For anyone from a different country, this is kind of a shocking sight. This is the level of civilisation you’ll be living in for the duration of your time here. Gringo culture shock.
My piece of paper says I’ll be staying with the Zambrano family in La Laguna.
This information is useful but what would be even better is knowing who the Zambrano family are, where La Laguna is and even better – knowing enough Spanish to ask people in La Ye these questions.
Well, actually that’s not really true. I did know enough Spanish to ask them. I just didn’t know enough to understand their replies. Luckily José was there to help me out, pointing me in the right direction and even walking part of the way with me.
La Laguna is just what it sounds like; a massive, placid lagoon at the bottom of a hill maybe twenty minutes walk from La Ye. This was my first exercise since my previous time at Bilsa a month ago so walking for twenty minutes first down a steep hill then back up another steep one was harder than I expected.
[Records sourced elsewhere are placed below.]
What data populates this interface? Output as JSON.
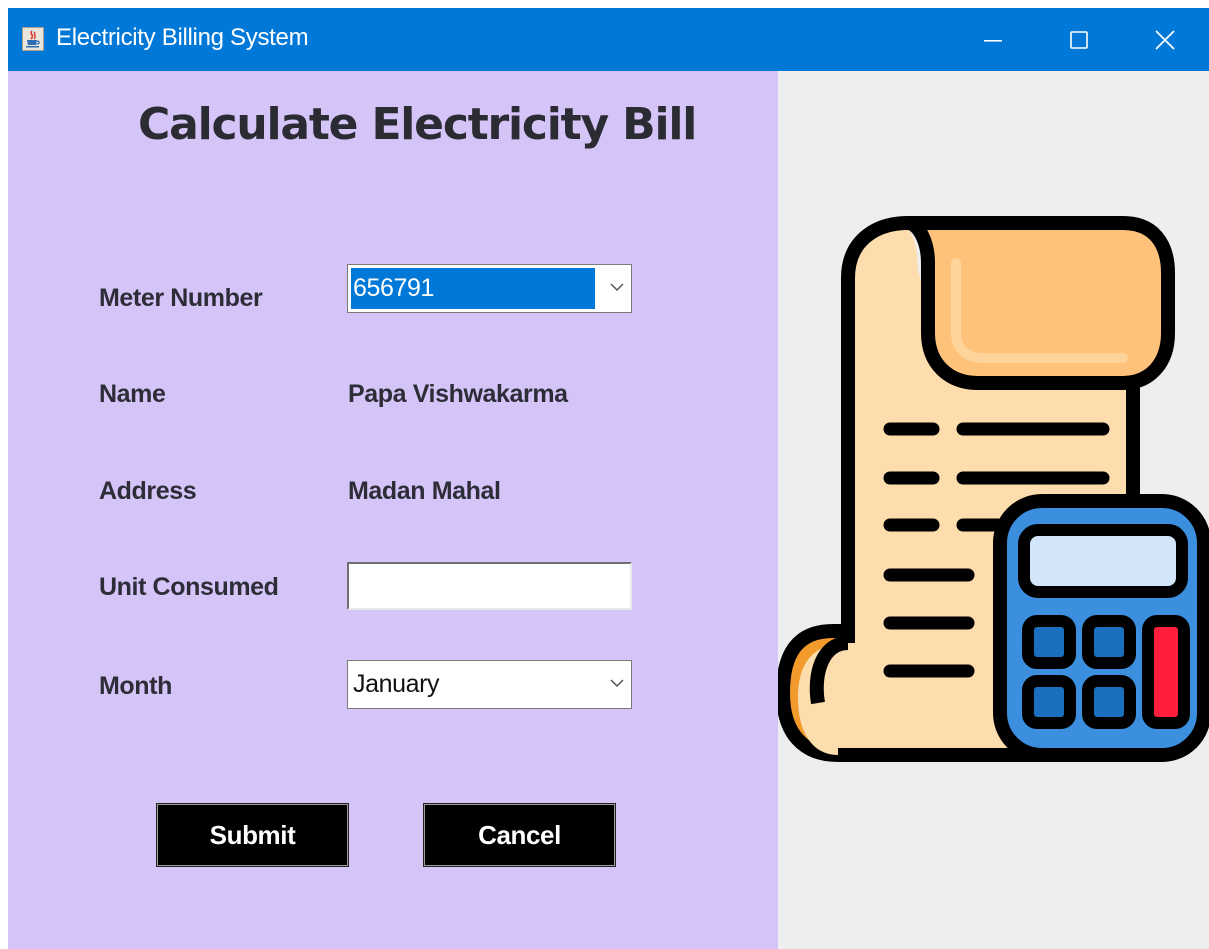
{
  "window": {
    "title": "Electricity Billing System",
    "app_icon": "java-cup-icon",
    "controls": [
      "minimize-icon",
      "maximize-icon",
      "close-icon"
    ],
    "titlebar_color": "#0078d7"
  },
  "form": {
    "heading": "Calculate Electricity Bill",
    "panel_color": "#d5c4f7",
    "meter_label": "Meter Number",
    "meter_value": "656791",
    "name_label": "Name",
    "name_value": "Papa Vishwakarma",
    "address_label": "Address",
    "address_value": "Madan Mahal",
    "units_label": "Unit Consumed",
    "units_value": "",
    "month_label": "Month",
    "month_value": "January",
    "submit_label": "Submit",
    "cancel_label": "Cancel"
  },
  "illustration": {
    "icon": "bill-calculator-icon"
  }
}
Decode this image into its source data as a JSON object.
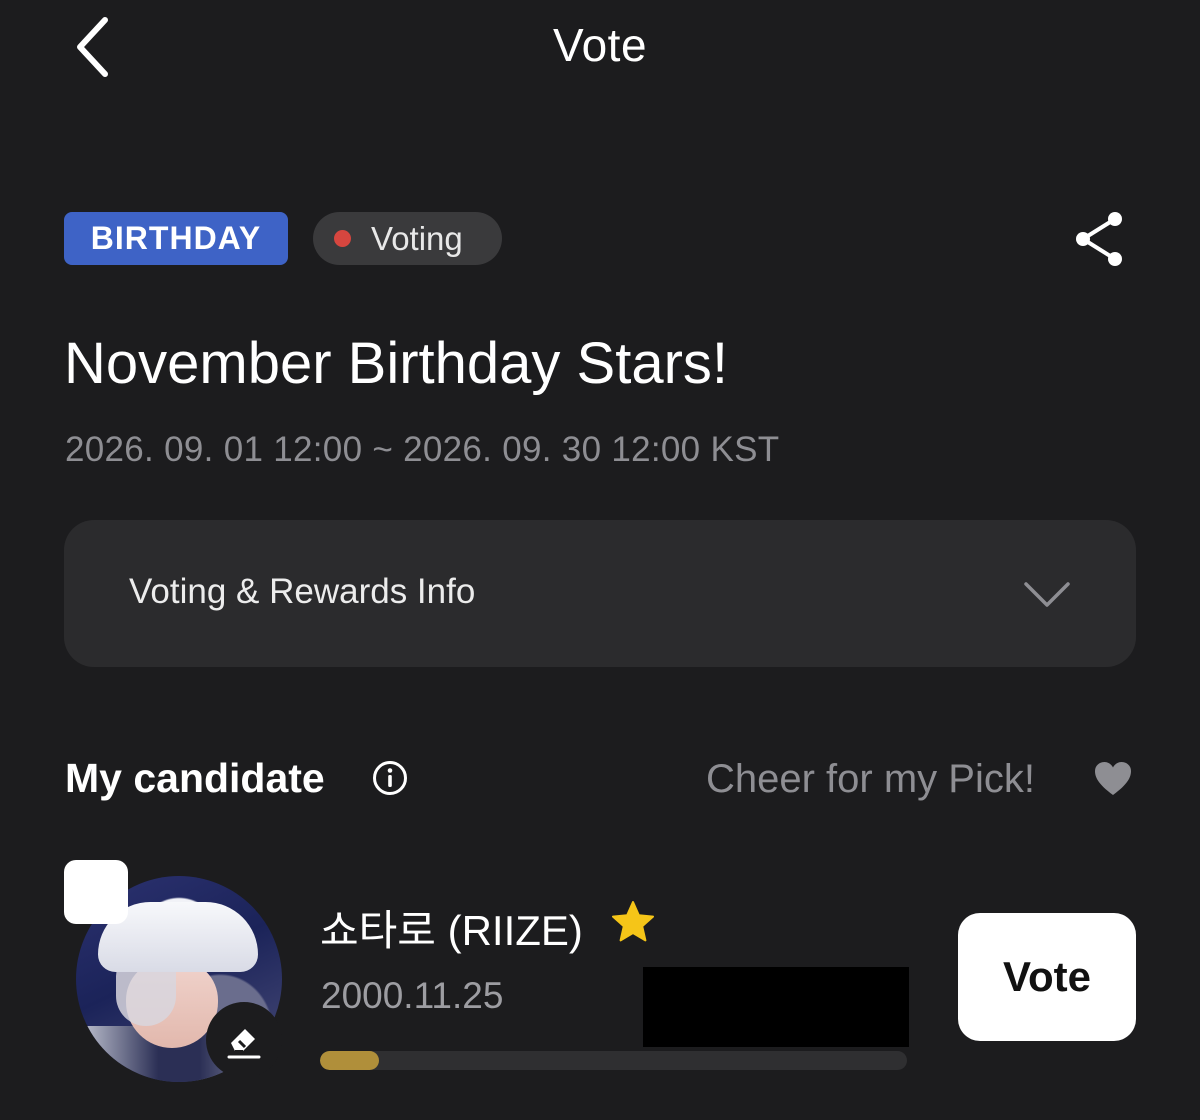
{
  "header": {
    "title": "Vote",
    "back_icon": "chevron-left-icon"
  },
  "event": {
    "category_tag": "BIRTHDAY",
    "status_label": "Voting",
    "status_dot_color": "#d6463f",
    "category_color": "#3e63c6",
    "share_icon": "share-icon",
    "title": "November Birthday Stars!",
    "period": "2026. 09. 01 12:00 ~ 2026. 09. 30 12:00 KST"
  },
  "info_section": {
    "label": "Voting & Rewards Info",
    "expanded": false
  },
  "my_candidate": {
    "section_title": "My candidate",
    "cheer_text": "Cheer for my Pick!",
    "candidate": {
      "name": "쇼타로 (RIIZE)",
      "birth_date": "2000.11.25",
      "progress": 0.1,
      "progress_color": "#b08f3a",
      "selected": false,
      "vote_button_label": "Vote"
    }
  }
}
So, I get outside the Zambrano family house and walk up to see if anyone’s around. The house is a typical Ecuadorian home – wooden house, no windows up on big wooden stilts. A dog runs out from underneath the house and stop just before me, barking loudly and baring its teeth. It’s been a pretty long day already so I’m beginning to have second thoughts about the whole thing. I’m on the verge of kicking the dog and running away when a woman, probably in her fifties, sticks her head out of a window and asks me what I want. I go through my memorised spiel about being a volunteer for Bilsa and is it possible to have a room for the night? She says something I don’t understand in Spanish and after maybe fifteen minutes of back and forth, with her explaining where I was to stay in the simplest possible terms and me not understanding a word of it she just walks with me to show me where I’m supposed to go.
This was the difficult part of the walk, purely because I was carrying an alarming amount of equipment on my back, the sun was still beating down intensely and the walk up to the ‘guest house’ was all uphill. By the time I finally reached the porch of the house I was literally drenched head to toe in sweat and panting so heavily I was worried a lung was about to give out.
I rested for a while, me and Lillian Zambrano (so I got the right place after all) had another confused back and forth about whether I was allergic to anything, after which she headed downstairs to make some food. I dragged my bag upstairs into one of the rooms and was shocked at how… Well, how pretty it was.